Fierce criticism and public outcry isn't the kind of attention a school wants when it institutes a new graduation requirement. Unfortunately for Lincoln University, a small college in southeastern Pennsylvania, that was the reaction to the school's body mass index graduation requirement. National media outlets covered the controversy, and all kinds of pundits chimed in.
Lincoln has now canceled its controversial policy, the Lincolnian reports. Instead, the school will make the physical education course—which was to be mandatory for any upcoming Lincoln grad with a BMI greater than 30—an optional class.
Perhaps the tipping point for the cancellation came Friday at a "heated" faculty meeting, the report says. Some called the policy discriminatory.
"We don't want people to feel like they're being picked on," Lincoln President Ivory Nelson tells the Lincolnian.
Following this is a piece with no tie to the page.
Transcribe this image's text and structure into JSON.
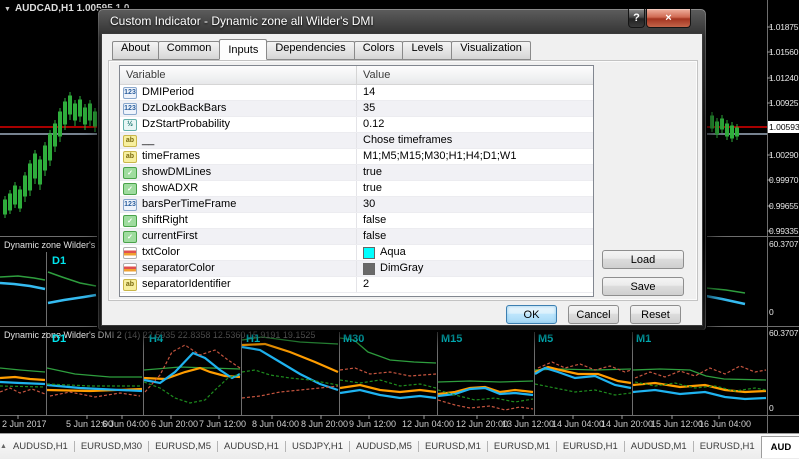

The faculty altered the school's approach to health issues, focusing on an introductory-level course in which instructors will spend time discussing health risks with students.